Jeff Riggenbach has written an interesting appreciation of the sociologist Edgar Friedenberg. Riggenbach sees Friedenberg as "a libertarian outsider, one of those independent intellectuals who, usually through a career-long obsession with one particular social or political issue, eventually reason themselves into a version of libertarianism." In this case, the outsider was an antiwar activist who left the U.S. for Canada during Vietnam and soon found himself writing appreciatively of the liberties he left behind:
Though he lived in Canada for half his adult life, he had found within the first ten years of his residence there that the cultural differences between Canada and the United States were larger than he had previously realized. He saw that what people absorb, albeit mostly unthinkingly, from the culture in which they have grown up and in which they now live is extremely influential in shaping, if not determining, the politics they will later advocate and countenance. It was for this reason that, in the late 1970s, from his new home in Nova Scotia, he wrote Deference to Authority: The Case of Canada.

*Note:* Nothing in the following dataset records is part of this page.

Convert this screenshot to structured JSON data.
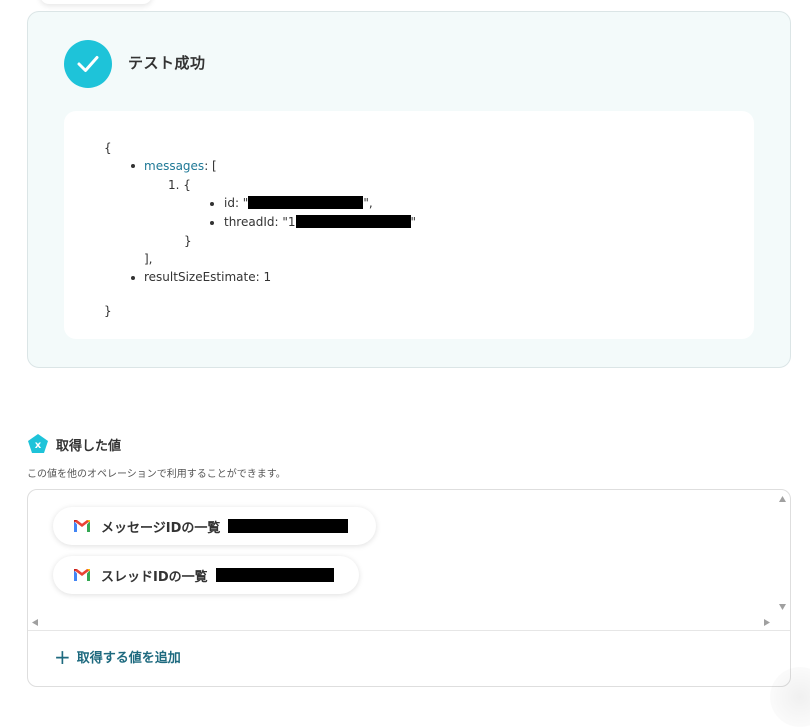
{
  "test_result": {
    "title": "テスト成功",
    "json_output": {
      "open_brace": "{",
      "messages_key": "messages",
      "messages_open": ": [",
      "item_marker": "1. {",
      "id_label": "id: \"",
      "id_suffix": "\",",
      "thread_label": "threadId: \"1",
      "thread_suffix": "\"",
      "inner_close": "}",
      "array_close": "],",
      "result_size": "resultSizeEstimate: 1",
      "close_brace": "}"
    }
  },
  "acquired_values": {
    "title": "取得した値",
    "description": "この値を他のオペレーションで利用することができます。",
    "items": [
      {
        "label": "メッセージIDの一覧",
        "icon": "gmail-icon"
      },
      {
        "label": "スレッドIDの一覧",
        "icon": "gmail-icon"
      }
    ],
    "add_button": "取得する値を追加"
  },
  "colors": {
    "accent_teal": "#1ec3d9",
    "panel_bg": "#f3fafa",
    "link_teal": "#1e6a7f",
    "key_blue": "#1e7896"
  }
}
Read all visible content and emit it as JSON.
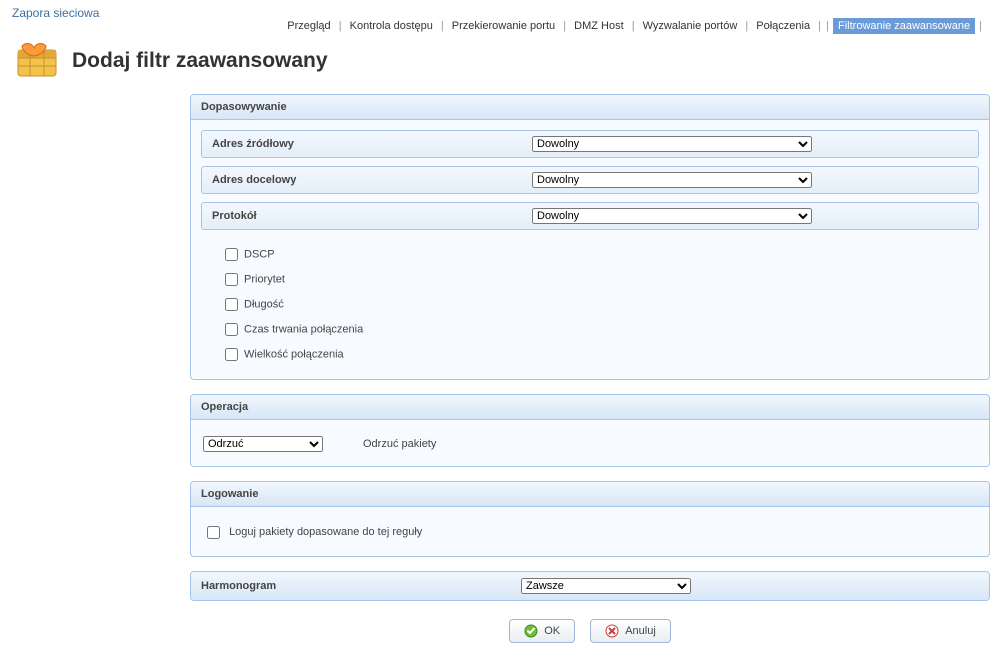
{
  "breadcrumb": {
    "label": "Zapora sieciowa"
  },
  "nav": {
    "items": [
      {
        "label": "Przegląd",
        "active": false
      },
      {
        "label": "Kontrola dostępu",
        "active": false
      },
      {
        "label": "Przekierowanie portu",
        "active": false
      },
      {
        "label": "DMZ Host",
        "active": false
      },
      {
        "label": "Wyzwalanie portów",
        "active": false
      },
      {
        "label": "Połączenia",
        "active": false
      },
      {
        "label": "Filtrowanie zaawansowane",
        "active": true
      }
    ],
    "sep": "|"
  },
  "title": "Dodaj filtr zaawansowany",
  "match": {
    "header": "Dopasowywanie",
    "source": {
      "label": "Adres źródłowy",
      "value": "Dowolny",
      "options": [
        "Dowolny"
      ]
    },
    "dest": {
      "label": "Adres docelowy",
      "value": "Dowolny",
      "options": [
        "Dowolny"
      ]
    },
    "proto": {
      "label": "Protokół",
      "value": "Dowolny",
      "options": [
        "Dowolny"
      ]
    },
    "checks": [
      {
        "label": "DSCP",
        "checked": false
      },
      {
        "label": "Priorytet",
        "checked": false
      },
      {
        "label": "Długość",
        "checked": false
      },
      {
        "label": "Czas trwania połączenia",
        "checked": false
      },
      {
        "label": "Wielkość połączenia",
        "checked": false
      }
    ]
  },
  "operation": {
    "header": "Operacja",
    "value": "Odrzuć",
    "options": [
      "Odrzuć"
    ],
    "desc": "Odrzuć pakiety"
  },
  "logging": {
    "header": "Logowanie",
    "label": "Loguj pakiety dopasowane do tej reguły",
    "checked": false
  },
  "schedule": {
    "header": "Harmonogram",
    "value": "Zawsze",
    "options": [
      "Zawsze"
    ]
  },
  "buttons": {
    "ok": "OK",
    "cancel": "Anuluj"
  }
}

He began by pointing out the differences, not necessarily evident to the quickly glancing eye, between the political systems of the United States and Canada. In the beginning, he wrote, it was necessary to understand that "the parliamentary system as such provides no specific safeguards to liberty whatever apart from the promise of elections at specified intervals. This is a necessary, but not a sufficient condition of political liberty." Yet "it is all Canadians really have." It was true, Friedenberg acknowledged, that "since 1960 there has been a Canadian Bill of Rights, but it is not a part of the Constitution. It is merely statute law and can be repealed in whole or in part at any session of Parliament."…

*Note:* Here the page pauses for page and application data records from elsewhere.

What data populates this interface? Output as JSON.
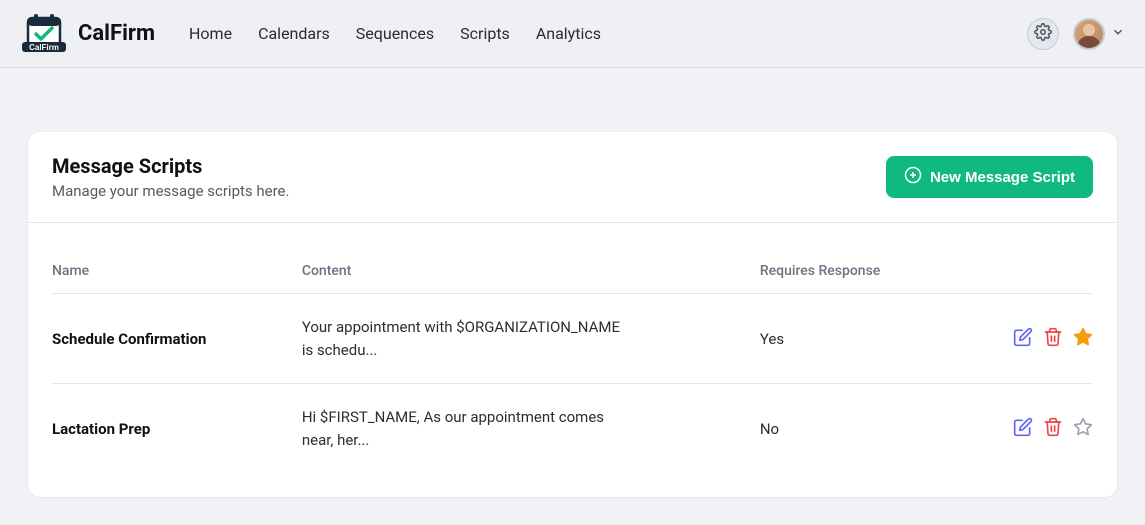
{
  "brand": "CalFirm",
  "nav": {
    "home": "Home",
    "calendars": "Calendars",
    "sequences": "Sequences",
    "scripts": "Scripts",
    "analytics": "Analytics"
  },
  "page": {
    "title": "Message Scripts",
    "subtitle": "Manage your message scripts here.",
    "new_button": "New Message Script"
  },
  "table": {
    "cols": {
      "name": "Name",
      "content": "Content",
      "response": "Requires Response"
    },
    "rows": [
      {
        "name": "Schedule Confirmation",
        "content": "Your appointment with $ORGANIZATION_NAME is schedu...",
        "response": "Yes",
        "starred": true
      },
      {
        "name": "Lactation Prep",
        "content": "Hi $FIRST_NAME, As our appointment comes near, her...",
        "response": "No",
        "starred": false
      }
    ]
  }
}
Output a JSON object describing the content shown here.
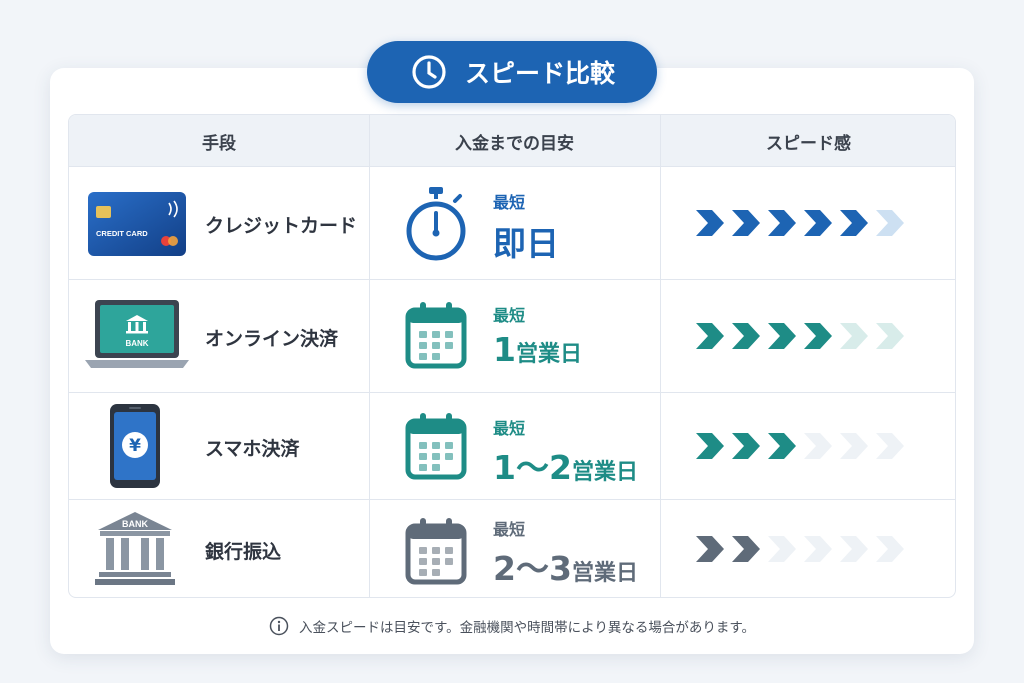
{
  "title": "スピード比較",
  "columns": [
    "手段",
    "入金までの目安",
    "スピード感"
  ],
  "rows": [
    {
      "method": "クレジットカード",
      "icon": "credit-card-icon",
      "card_text": "CREDIT CARD",
      "time_icon": "stopwatch-icon",
      "time_small": "最短",
      "time_num": "即日",
      "time_unit": "",
      "color": "#1d64b3",
      "speed": 5,
      "speed_color": "#1d64b3",
      "speed_light": "#cde0f2"
    },
    {
      "method": "オンライン決済",
      "icon": "laptop-bank-icon",
      "screen_text": "BANK",
      "time_icon": "calendar-icon",
      "time_small": "最短",
      "time_num": "1",
      "time_unit": "営業日",
      "color": "#1e8c86",
      "speed": 4,
      "speed_color": "#1e8c86",
      "speed_light": "#d8ecea"
    },
    {
      "method": "スマホ決済",
      "icon": "smartphone-yen-icon",
      "screen_text": "¥",
      "time_icon": "calendar-icon",
      "time_small": "最短",
      "time_num": "1〜2",
      "time_unit": "営業日",
      "color": "#1e8c86",
      "speed": 3,
      "speed_color": "#1e8c86",
      "speed_light": "#eef2f6"
    },
    {
      "method": "銀行振込",
      "icon": "bank-building-icon",
      "building_text": "BANK",
      "time_icon": "calendar-icon",
      "time_small": "最短",
      "time_num": "2〜3",
      "time_unit": "営業日",
      "color": "#5f6b79",
      "speed": 2,
      "speed_color": "#5f6b79",
      "speed_light": "#eef2f6"
    }
  ],
  "speed_max": 6,
  "footnote": "入金スピードは目安です。金融機関や時間帯により異なる場合があります。"
}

Friedenberg found that Canadians themselves were well aware of these differences. He noted, for example, that "many Canadians…have become disturbed about the infiltration of Canadian culture by American TV shows; and one of the complaints I have heard voiced most frequently concerns the fact that these programs subvert peace, order, and discipline among the young by leading Canadian kids to believe they have constitutional rights." The problem was, Canadians told Friedenberg, that "American television police programs, though usually fanatically supportive of law 'n' order, still showed that bad guys, deplorable as this might be, had certain established rights: the right to be informed by the arresting officer at the time of arrest of the charges under which the arrest is being made; the right to make a phone call and obtain legal counsel before being interrogated; and later, should the case come to trial, the right to decline to answer on the grounds that the answers might be self-incriminating."

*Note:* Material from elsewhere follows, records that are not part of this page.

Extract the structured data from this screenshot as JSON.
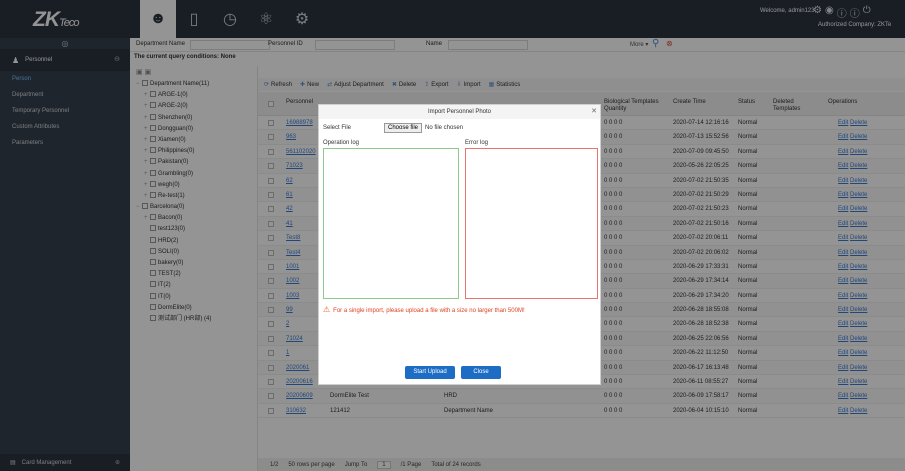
{
  "header": {
    "logo_main": "ZK",
    "logo_sub": "Teco",
    "welcome": "Welcome, admin123",
    "authorized": "Authorized Company: ZKTe"
  },
  "sidebar": {
    "module": "Personnel",
    "items": [
      {
        "label": "Person",
        "active": true
      },
      {
        "label": "Department",
        "active": false
      },
      {
        "label": "Temporary Personnel",
        "active": false
      },
      {
        "label": "Custom Attributes",
        "active": false
      },
      {
        "label": "Parameters",
        "active": false
      }
    ],
    "bottom": "Card Management"
  },
  "search": {
    "dept_label": "Department Name",
    "pin_label": "Personnel ID",
    "name_label": "Name",
    "more": "More",
    "query_conditions": "The current query conditions: None"
  },
  "tree": [
    {
      "label": "Department Name(11)",
      "depth": 0,
      "fold": "-"
    },
    {
      "label": "ARGE-1(0)",
      "depth": 1,
      "fold": "+"
    },
    {
      "label": "ARGE-2(0)",
      "depth": 1,
      "fold": "+"
    },
    {
      "label": "Shenzhen(0)",
      "depth": 1,
      "fold": "+"
    },
    {
      "label": "Dongguan(0)",
      "depth": 1,
      "fold": "+"
    },
    {
      "label": "Xiamen(0)",
      "depth": 1,
      "fold": "+"
    },
    {
      "label": "Philippines(0)",
      "depth": 1,
      "fold": "+"
    },
    {
      "label": "Pakistan(0)",
      "depth": 1,
      "fold": "+"
    },
    {
      "label": "Grambling(0)",
      "depth": 1,
      "fold": "+"
    },
    {
      "label": "wegh(0)",
      "depth": 1,
      "fold": "+"
    },
    {
      "label": "Re-test(1)",
      "depth": 1,
      "fold": "+"
    },
    {
      "label": "Barcelona(0)",
      "depth": 0,
      "fold": "-"
    },
    {
      "label": "Bacon(0)",
      "depth": 1,
      "fold": "+"
    },
    {
      "label": "test123(0)",
      "depth": 1,
      "fold": ""
    },
    {
      "label": "HRD(2)",
      "depth": 1,
      "fold": ""
    },
    {
      "label": "SOLI(0)",
      "depth": 1,
      "fold": ""
    },
    {
      "label": "bakery(0)",
      "depth": 1,
      "fold": ""
    },
    {
      "label": "TEST(2)",
      "depth": 1,
      "fold": ""
    },
    {
      "label": "IT(2)",
      "depth": 1,
      "fold": ""
    },
    {
      "label": "IT(0)",
      "depth": 1,
      "fold": ""
    },
    {
      "label": "DormElite(0)",
      "depth": 1,
      "fold": ""
    },
    {
      "label": "测试部门 (HR部) (4)",
      "depth": 1,
      "fold": ""
    }
  ],
  "toolbar": [
    {
      "label": "Refresh",
      "icon": "refresh-icon"
    },
    {
      "label": "New",
      "icon": "new-icon"
    },
    {
      "label": "Adjust Department",
      "icon": "adjust-icon"
    },
    {
      "label": "Delete",
      "icon": "delete-icon"
    },
    {
      "label": "Export",
      "icon": "export-icon"
    },
    {
      "label": "Import",
      "icon": "import-icon"
    },
    {
      "label": "Statistics",
      "icon": "statistics-icon"
    }
  ],
  "table": {
    "headers": {
      "pin": "Personnel",
      "templates": "Biological Templates Quantity",
      "create_time": "Create Time",
      "status": "Status",
      "deleted": "Deleted Templates",
      "operations": "Operations"
    },
    "rows": [
      {
        "pin": "16988978",
        "first": "",
        "last": "",
        "dept": "",
        "time": "2020-07-14 12:16:16",
        "status": "Normal"
      },
      {
        "pin": "963",
        "first": "",
        "last": "",
        "dept": "",
        "time": "2020-07-13 15:52:56",
        "status": "Normal"
      },
      {
        "pin": "561102020",
        "first": "",
        "last": "",
        "dept": "",
        "time": "2020-07-09 09:45:50",
        "status": "Normal"
      },
      {
        "pin": "71023",
        "first": "",
        "last": "",
        "dept": "",
        "time": "2020-05-26 22:05:25",
        "status": "Normal"
      },
      {
        "pin": "62",
        "first": "",
        "last": "",
        "dept": "",
        "time": "2020-07-02 21:50:35",
        "status": "Normal"
      },
      {
        "pin": "61",
        "first": "",
        "last": "",
        "dept": "",
        "time": "2020-07-02 21:50:29",
        "status": "Normal"
      },
      {
        "pin": "42",
        "first": "",
        "last": "",
        "dept": "",
        "time": "2020-07-02 21:50:23",
        "status": "Normal"
      },
      {
        "pin": "41",
        "first": "",
        "last": "",
        "dept": "",
        "time": "2020-07-02 21:50:16",
        "status": "Normal"
      },
      {
        "pin": "Test8",
        "first": "",
        "last": "",
        "dept": "",
        "time": "2020-07-02 20:06:11",
        "status": "Normal"
      },
      {
        "pin": "Test4",
        "first": "",
        "last": "",
        "dept": "",
        "time": "2020-07-02 20:06:02",
        "status": "Normal"
      },
      {
        "pin": "1001",
        "first": "",
        "last": "",
        "dept": "",
        "time": "2020-06-29 17:33:31",
        "status": "Normal"
      },
      {
        "pin": "1002",
        "first": "",
        "last": "",
        "dept": "",
        "time": "2020-06-29 17:34:14",
        "status": "Normal"
      },
      {
        "pin": "1003",
        "first": "",
        "last": "",
        "dept": "",
        "time": "2020-06-29 17:34:20",
        "status": "Normal"
      },
      {
        "pin": "99",
        "first": "",
        "last": "",
        "dept": "",
        "time": "2020-06-28 18:55:08",
        "status": "Normal"
      },
      {
        "pin": "2",
        "first": "",
        "last": "",
        "dept": "",
        "time": "2020-06-28 18:52:38",
        "status": "Normal"
      },
      {
        "pin": "71024",
        "first": "",
        "last": "",
        "dept": "",
        "time": "2020-06-25 22:06:56",
        "status": "Normal"
      },
      {
        "pin": "1",
        "first": "",
        "last": "",
        "dept": "Department Name",
        "time": "2020-06-22 11:12:50",
        "status": "Normal"
      },
      {
        "pin": "2020061",
        "first": "",
        "last": "",
        "dept": "Department Name",
        "time": "2020-06-17 16:13:48",
        "status": "Normal"
      },
      {
        "pin": "20200616",
        "first": "1",
        "last": "2",
        "dept": "Department Name",
        "time": "2020-06-11 08:55:27",
        "status": "Normal"
      },
      {
        "pin": "20200609",
        "first": "DormElite Test",
        "last": "",
        "dept": "HRD",
        "time": "2020-06-09 17:58:17",
        "status": "Normal"
      },
      {
        "pin": "310632",
        "first": "121412",
        "last": "",
        "dept": "Department Name",
        "time": "2020-06-04 10:15:10",
        "status": "Normal"
      }
    ],
    "templates": "0 0 0 0",
    "op_edit": "Edit",
    "op_delete": "Delete"
  },
  "pager": {
    "page": "1/2",
    "per_page": "50 rows per page",
    "jump": "Jump To",
    "page_input": "1",
    "page_suffix": "/1 Page",
    "total": "Total of 24 records"
  },
  "dialog": {
    "title": "Import Personnel Photo",
    "select_file": "Select File",
    "choose_file": "Choose file",
    "no_file": "No file chosen",
    "op_log": "Operation log",
    "error_log": "Error log",
    "warning": "For a single import, please upload a file with a size no larger than 500M!",
    "start_upload": "Start Upload",
    "close": "Close"
  },
  "colors": {
    "topbar": "#2c3440",
    "sidebar": "#36404c",
    "primary_button": "#1d6dc5",
    "op_log_border": "#8cc98c",
    "error_log_border": "#e8746b",
    "warning_text": "#e0401c"
  }
}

Friedenberg found that the Canadians who spoke with him on this subject "were distressed because young Canadians who watched American television were being misled into thinking they had such rights." They were not "at all disturbed because [the young people] didn't have these rights; they objected only to the fact that Canadian youth were being instilled with an alien and misleading view of social reality."
In 1982 Canada finally added a Charter of Rights and Freedoms to its Constitution. Give Kojak the credit.
Bonus reading: Jeet Heer argues that "Canada's Tory inheritance made it easier for a welfare state to develop in the mid-20th century. Whereas American progressives have always had to fight against their country's distrust of big government, Canadian reformers worked within a polity that extolled the centralized state." Heer also notes that the country has grown more anti-authoritarian in the years since Friedenberg was writing.